Tuesday, February 25, 2014

New quadcopter taking shape

One evening at a time and this new drone begins to get closer to completion. Motors installed and thread locked. Power distribution board and flight controller also installed. The next step will be to install the reprogrammed ESCs (I will check for SimonK updates), wire things together, and make a support for the battery (I'm thinking about using some folded threaded rods as a kind of cage for holding it, or something similar).
Even though I still don't have the landing gears to account for, the final weight is very interesting and within the initial expectation:

Sunday, February 23, 2014

New drone, old parts

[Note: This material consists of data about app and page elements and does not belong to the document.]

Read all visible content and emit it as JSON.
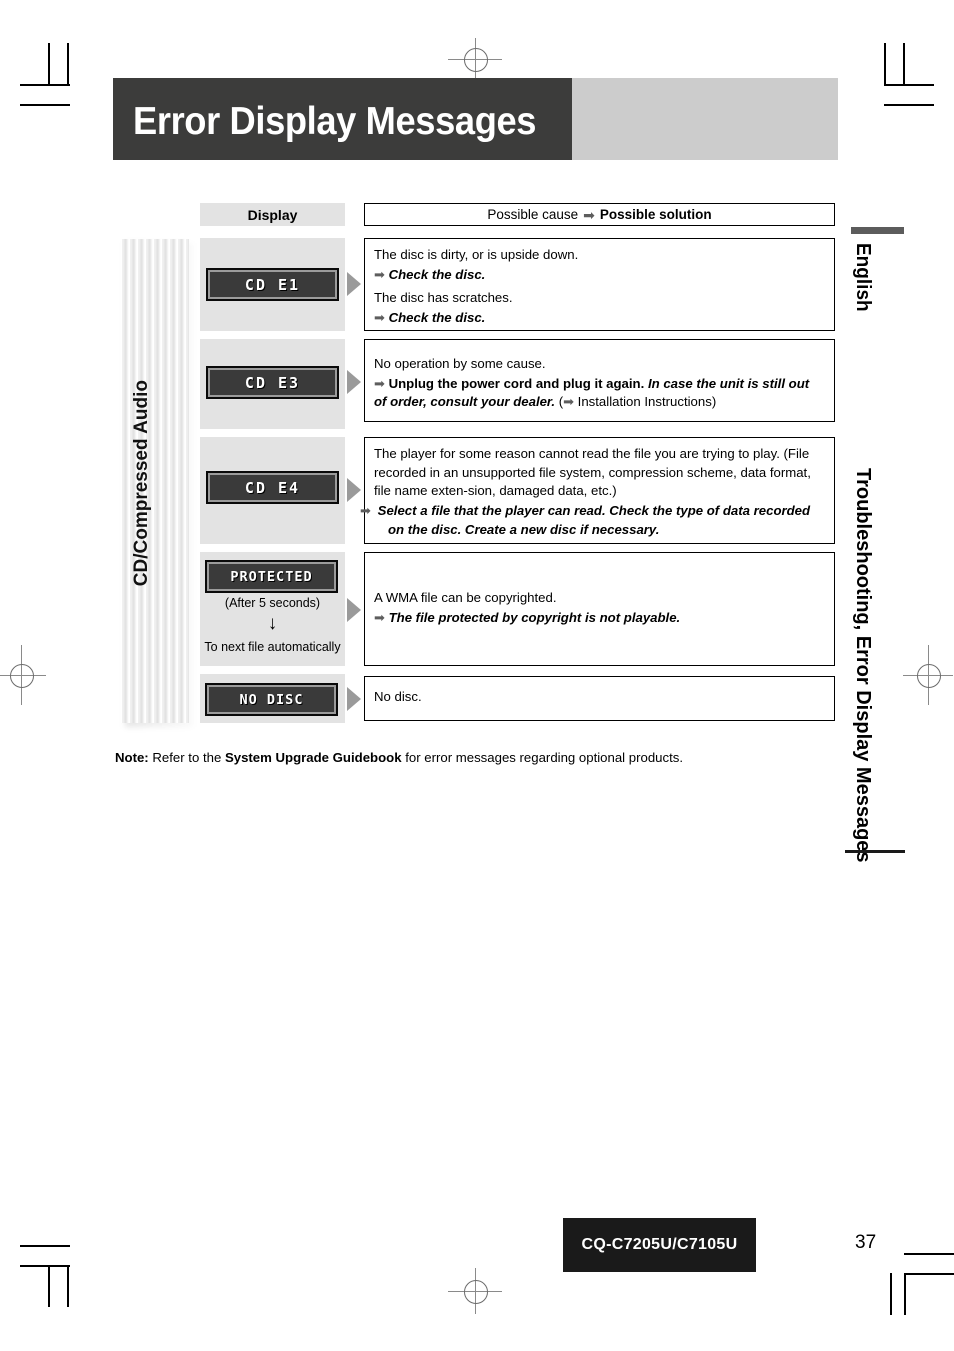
{
  "header": {
    "title": "Error Display Messages"
  },
  "side": {
    "english": "English",
    "section": "Troubleshooting, Error Display Messages",
    "category": "CD/Compressed Audio"
  },
  "table": {
    "col_display_header": "Display",
    "col_cause_header_plain": "Possible cause",
    "col_cause_header_bold": "Possible solution",
    "arrow_glyph": "➡",
    "rows": [
      {
        "display_code": "CD  E1",
        "lines": [
          {
            "text": "The disc is dirty, or is upside down.",
            "style": "plain"
          },
          {
            "text": "Check the disc.",
            "style": "solution"
          },
          {
            "text": "The disc has scratches.",
            "style": "plain"
          },
          {
            "text": "Check the disc.",
            "style": "solution"
          }
        ]
      },
      {
        "display_code": "CD  E3",
        "lines": [
          {
            "text": "No operation by some cause.",
            "style": "plain"
          },
          {
            "text": "Unplug the power cord and plug it again.",
            "style": "solution-bold",
            "emph": "In case the unit is still out of order, consult your dealer.",
            "tail": "Installation Instructions"
          }
        ]
      },
      {
        "display_code": "CD  E4",
        "lines": [
          {
            "text": "The player for some reason cannot read the file you are trying to play. (File recorded in an unsupported file system, compression scheme, data format, file name exten-sion, damaged data, etc.)",
            "style": "plain"
          },
          {
            "text": "Select a file that the player can read. Check the type of data recorded on the disc. Create a new disc if necessary.",
            "style": "solution"
          }
        ]
      },
      {
        "display_code": "PROTECTED",
        "sub_note": "(After 5 seconds)",
        "sub_arrow": "↓",
        "sub_note2": "To next file automatically",
        "lines": [
          {
            "text": "A WMA file can be copyrighted.",
            "style": "plain"
          },
          {
            "text": "The file protected by copyright is not playable.",
            "style": "solution"
          }
        ]
      },
      {
        "display_code": "NO DISC",
        "lines": [
          {
            "text": "No disc.",
            "style": "plain"
          }
        ]
      }
    ]
  },
  "note": {
    "label": "Note:",
    "before": " Refer to the ",
    "bold": "System Upgrade Guidebook",
    "after": " for error messages regarding optional products."
  },
  "footer": {
    "model": "CQ-C7205U/C7105U",
    "page_number": "37"
  },
  "colors": {
    "header_dark": "#3c3c3b",
    "header_grey": "#cccccc",
    "cell_grey": "#e3e3e3",
    "lcd_face": "#3a3a3a",
    "triangle": "#9a9a9a",
    "footer_black": "#1a1a1a"
  }
}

With all the changes and upgrades I performed on my current quadcopter, I realized  I had about enough spare parts to build another one. The only missing thing was the frame, but this is where the fun part goes. With this I had the opportunity to build a frame from scratch after buying 1m of aluminum rod, and a 1.5 mm sheet of the same material. This resulted in a 177 gr frame, which is not too bad.
In this heli I will stick to the old 920 KV motors, HK SS 25-30 A ESC (all SimonK flashed), FlySky radio and KK multicopter flight controller. The batteries will be the Turnigy 3S 5000 mAh.As I expect to have less gear onboard, this should result in a more acrobatic quadcopter than my current 1.5+ Kg machine  which I am configuring for FPV/aerial footage.